Novartis and Amgen settle lawsuit over migraine medication

Novartis and Amgen, who have been at odds for years over a deal gone sour, have agreed to put down their weapons and move on.

The two companies have been in a legal battle since 2019, when Novartis sued Amgen, accusing Amgen of backing out of development agreements for the migraine drug Aimovig. Amgen responded quickly filing its own suit against Novartis, saying the Swiss pharma giant broke their deal by helping bring a potential competitor drug, by Alder BioPharmaceuticals, to market. In a recent SEC filing, Amgen said the parties were updating the terms of their Aimovig collaboration and settling their dueling lawsuits related to the deal.

Aimovig is a monoclonal antibody that blocks activation of a migraine causing protein, called calcitonin gene-related peptide (CGRP). It was approved by the U.S. FDA in May 2018 for the prevention of migraine in adults and is administered via a monthly self-injection. At the time of approval, Aimovig was the first CGRP migraine prevention treatment authorized by the FDA.

Since Aimovig’s approval in 2018, several other drugs have been approved for prevention of migraine including Eli Lilly’s Emgality, Teva’s Ajovy and Lundbeck’s Vyepti.
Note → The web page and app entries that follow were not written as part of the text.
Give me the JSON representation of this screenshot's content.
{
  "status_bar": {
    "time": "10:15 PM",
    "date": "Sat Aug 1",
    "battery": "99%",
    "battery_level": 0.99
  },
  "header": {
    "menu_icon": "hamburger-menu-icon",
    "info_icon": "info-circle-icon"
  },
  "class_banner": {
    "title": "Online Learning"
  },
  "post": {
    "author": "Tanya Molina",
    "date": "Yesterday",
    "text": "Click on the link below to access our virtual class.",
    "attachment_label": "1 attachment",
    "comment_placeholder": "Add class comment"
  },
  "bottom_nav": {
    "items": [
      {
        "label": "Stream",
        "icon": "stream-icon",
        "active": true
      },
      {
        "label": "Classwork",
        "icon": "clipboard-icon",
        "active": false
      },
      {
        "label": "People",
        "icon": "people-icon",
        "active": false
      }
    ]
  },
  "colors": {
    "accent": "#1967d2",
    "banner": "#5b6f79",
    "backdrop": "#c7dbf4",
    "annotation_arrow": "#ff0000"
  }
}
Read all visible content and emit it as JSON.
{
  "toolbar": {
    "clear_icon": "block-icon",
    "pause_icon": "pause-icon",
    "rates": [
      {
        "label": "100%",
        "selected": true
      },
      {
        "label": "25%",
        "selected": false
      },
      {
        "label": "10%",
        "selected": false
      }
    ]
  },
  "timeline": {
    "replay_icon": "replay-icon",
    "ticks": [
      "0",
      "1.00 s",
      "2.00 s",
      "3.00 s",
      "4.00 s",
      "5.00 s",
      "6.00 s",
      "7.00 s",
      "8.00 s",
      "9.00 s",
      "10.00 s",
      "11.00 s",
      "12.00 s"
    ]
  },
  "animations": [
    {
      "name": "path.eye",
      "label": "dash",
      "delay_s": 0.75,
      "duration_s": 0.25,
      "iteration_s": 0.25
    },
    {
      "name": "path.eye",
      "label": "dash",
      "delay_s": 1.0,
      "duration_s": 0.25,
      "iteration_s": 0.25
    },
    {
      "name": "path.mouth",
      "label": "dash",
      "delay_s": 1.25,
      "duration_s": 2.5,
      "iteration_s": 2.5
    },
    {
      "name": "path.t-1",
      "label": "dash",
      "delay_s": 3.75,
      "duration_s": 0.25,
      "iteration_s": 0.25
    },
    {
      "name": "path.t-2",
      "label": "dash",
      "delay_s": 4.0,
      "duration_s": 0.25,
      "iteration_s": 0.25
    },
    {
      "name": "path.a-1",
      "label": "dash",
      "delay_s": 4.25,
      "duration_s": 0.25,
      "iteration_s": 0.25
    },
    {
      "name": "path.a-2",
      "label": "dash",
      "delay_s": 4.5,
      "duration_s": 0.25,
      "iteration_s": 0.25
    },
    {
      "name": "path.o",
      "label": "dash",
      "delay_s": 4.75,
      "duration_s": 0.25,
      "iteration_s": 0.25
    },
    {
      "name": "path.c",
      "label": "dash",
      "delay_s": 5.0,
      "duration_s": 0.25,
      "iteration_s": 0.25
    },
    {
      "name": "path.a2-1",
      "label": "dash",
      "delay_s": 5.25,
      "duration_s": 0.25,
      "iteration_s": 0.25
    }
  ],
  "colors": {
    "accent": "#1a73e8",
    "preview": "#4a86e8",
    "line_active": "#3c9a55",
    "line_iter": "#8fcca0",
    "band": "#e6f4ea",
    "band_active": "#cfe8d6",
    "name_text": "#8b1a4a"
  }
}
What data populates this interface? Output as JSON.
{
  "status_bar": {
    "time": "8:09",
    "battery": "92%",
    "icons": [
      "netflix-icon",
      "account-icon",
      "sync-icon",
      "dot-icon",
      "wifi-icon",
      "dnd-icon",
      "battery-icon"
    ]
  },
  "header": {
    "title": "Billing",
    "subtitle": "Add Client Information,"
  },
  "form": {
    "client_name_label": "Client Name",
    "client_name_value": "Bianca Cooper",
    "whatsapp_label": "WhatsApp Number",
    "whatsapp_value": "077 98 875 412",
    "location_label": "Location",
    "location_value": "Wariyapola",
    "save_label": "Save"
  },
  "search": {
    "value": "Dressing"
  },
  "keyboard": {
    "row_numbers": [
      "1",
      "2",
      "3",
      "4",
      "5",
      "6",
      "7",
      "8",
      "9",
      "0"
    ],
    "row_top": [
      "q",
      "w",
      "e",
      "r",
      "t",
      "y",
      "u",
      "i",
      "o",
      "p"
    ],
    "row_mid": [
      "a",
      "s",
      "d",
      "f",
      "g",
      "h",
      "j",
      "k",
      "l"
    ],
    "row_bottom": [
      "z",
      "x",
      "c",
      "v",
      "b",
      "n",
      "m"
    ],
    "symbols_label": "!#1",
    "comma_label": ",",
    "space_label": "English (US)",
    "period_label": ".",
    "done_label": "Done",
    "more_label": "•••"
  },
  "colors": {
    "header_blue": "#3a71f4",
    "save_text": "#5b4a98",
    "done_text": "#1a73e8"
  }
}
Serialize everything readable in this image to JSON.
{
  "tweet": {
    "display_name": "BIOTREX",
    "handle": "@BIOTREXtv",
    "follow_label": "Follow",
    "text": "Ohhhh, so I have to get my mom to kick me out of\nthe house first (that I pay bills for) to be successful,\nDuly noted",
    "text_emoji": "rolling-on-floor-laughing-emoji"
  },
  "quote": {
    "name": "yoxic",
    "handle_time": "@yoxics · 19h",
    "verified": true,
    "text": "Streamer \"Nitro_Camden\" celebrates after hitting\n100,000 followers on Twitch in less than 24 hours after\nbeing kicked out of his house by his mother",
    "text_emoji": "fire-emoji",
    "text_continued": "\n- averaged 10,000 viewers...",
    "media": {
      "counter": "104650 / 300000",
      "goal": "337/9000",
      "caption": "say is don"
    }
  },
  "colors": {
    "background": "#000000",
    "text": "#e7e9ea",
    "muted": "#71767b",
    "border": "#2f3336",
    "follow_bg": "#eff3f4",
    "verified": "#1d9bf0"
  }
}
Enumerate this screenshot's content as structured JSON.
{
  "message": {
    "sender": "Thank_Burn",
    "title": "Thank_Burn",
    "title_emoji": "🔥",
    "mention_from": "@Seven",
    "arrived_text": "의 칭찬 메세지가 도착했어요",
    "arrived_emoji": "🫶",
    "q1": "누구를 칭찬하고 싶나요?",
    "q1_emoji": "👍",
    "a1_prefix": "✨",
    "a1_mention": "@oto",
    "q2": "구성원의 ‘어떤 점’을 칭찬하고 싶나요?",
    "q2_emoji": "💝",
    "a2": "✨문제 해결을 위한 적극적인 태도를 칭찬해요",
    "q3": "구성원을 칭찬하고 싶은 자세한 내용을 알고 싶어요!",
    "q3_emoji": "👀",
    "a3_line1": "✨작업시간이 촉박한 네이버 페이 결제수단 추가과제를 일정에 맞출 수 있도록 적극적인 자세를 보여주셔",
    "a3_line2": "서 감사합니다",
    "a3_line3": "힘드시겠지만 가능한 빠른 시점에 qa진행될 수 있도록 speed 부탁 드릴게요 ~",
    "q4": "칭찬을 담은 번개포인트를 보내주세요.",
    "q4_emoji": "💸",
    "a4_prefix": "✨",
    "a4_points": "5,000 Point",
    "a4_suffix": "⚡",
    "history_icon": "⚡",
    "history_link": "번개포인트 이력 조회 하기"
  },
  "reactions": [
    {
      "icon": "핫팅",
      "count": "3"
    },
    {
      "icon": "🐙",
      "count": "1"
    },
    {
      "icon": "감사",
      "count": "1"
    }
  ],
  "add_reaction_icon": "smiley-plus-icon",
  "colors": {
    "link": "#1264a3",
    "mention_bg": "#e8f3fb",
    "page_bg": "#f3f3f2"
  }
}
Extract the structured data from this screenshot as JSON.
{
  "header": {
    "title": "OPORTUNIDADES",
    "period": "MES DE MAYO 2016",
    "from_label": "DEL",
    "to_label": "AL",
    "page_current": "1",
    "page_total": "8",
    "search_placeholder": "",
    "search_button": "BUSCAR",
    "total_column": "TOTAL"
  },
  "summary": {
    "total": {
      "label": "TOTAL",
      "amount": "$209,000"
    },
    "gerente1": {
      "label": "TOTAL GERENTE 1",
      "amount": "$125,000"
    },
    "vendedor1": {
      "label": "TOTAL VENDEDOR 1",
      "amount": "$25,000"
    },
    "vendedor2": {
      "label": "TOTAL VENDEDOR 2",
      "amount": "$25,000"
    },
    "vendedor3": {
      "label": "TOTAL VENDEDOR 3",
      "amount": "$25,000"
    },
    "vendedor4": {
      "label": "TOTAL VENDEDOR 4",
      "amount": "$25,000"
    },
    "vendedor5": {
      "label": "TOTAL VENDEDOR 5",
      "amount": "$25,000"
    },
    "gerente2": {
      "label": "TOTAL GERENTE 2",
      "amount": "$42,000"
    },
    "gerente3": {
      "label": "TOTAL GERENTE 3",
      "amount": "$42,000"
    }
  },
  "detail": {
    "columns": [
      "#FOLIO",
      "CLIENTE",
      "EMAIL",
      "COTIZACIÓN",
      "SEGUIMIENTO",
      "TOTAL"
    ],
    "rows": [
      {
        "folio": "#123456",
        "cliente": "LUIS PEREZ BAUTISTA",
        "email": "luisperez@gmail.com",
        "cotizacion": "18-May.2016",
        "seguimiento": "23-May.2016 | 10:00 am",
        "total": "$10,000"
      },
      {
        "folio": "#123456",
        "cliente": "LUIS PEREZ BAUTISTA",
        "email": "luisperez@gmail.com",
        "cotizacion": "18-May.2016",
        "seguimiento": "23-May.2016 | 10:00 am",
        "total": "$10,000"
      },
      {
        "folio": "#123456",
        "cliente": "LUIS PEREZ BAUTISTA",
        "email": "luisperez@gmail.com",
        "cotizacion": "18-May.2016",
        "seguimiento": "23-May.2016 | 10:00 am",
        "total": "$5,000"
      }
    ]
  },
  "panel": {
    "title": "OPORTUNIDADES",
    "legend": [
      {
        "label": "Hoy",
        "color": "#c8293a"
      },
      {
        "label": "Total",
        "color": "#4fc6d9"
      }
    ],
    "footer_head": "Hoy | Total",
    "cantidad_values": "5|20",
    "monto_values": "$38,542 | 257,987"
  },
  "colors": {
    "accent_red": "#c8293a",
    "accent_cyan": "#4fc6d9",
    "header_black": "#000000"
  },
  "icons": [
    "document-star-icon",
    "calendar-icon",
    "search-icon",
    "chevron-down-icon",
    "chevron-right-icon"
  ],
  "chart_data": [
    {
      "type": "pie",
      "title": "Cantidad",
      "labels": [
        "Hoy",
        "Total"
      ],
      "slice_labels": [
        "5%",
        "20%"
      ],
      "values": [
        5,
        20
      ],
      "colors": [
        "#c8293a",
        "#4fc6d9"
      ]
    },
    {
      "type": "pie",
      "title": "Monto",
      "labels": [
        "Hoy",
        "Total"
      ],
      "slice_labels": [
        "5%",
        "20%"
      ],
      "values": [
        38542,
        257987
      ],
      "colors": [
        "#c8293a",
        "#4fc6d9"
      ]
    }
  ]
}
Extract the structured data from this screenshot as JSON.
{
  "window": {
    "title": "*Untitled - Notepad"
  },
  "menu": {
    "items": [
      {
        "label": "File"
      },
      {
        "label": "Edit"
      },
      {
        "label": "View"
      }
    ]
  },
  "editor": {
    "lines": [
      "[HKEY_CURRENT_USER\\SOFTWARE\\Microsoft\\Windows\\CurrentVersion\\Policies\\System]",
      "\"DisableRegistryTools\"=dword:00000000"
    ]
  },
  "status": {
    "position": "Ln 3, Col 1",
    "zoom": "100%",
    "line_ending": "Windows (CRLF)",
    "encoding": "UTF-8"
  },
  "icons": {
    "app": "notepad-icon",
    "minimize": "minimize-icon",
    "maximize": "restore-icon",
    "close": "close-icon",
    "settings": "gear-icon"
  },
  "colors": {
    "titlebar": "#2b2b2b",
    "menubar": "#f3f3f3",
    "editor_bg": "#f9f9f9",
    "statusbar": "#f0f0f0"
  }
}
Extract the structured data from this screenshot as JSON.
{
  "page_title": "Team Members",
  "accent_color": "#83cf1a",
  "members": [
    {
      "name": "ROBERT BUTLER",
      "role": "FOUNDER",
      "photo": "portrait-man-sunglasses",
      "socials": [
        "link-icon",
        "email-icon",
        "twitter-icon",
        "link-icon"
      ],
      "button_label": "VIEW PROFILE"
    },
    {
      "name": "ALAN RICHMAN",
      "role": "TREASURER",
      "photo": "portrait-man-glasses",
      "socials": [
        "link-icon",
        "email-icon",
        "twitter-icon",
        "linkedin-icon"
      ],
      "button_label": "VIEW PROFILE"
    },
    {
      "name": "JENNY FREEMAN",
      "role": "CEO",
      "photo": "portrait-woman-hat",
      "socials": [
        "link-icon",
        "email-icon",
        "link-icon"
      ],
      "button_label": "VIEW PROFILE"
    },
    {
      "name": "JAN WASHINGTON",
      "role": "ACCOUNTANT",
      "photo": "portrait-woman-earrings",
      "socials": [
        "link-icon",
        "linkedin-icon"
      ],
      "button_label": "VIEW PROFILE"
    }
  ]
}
Moving forward, Amgen will no longer pay royalties to Novartis on U.S. sales of the drug but will pay for the cost of commercializing the drug in the U.S. Novartis will have rights to commercialize Aimovig outside of the U.S. and Japan. The two companies will share development expenses worldwide.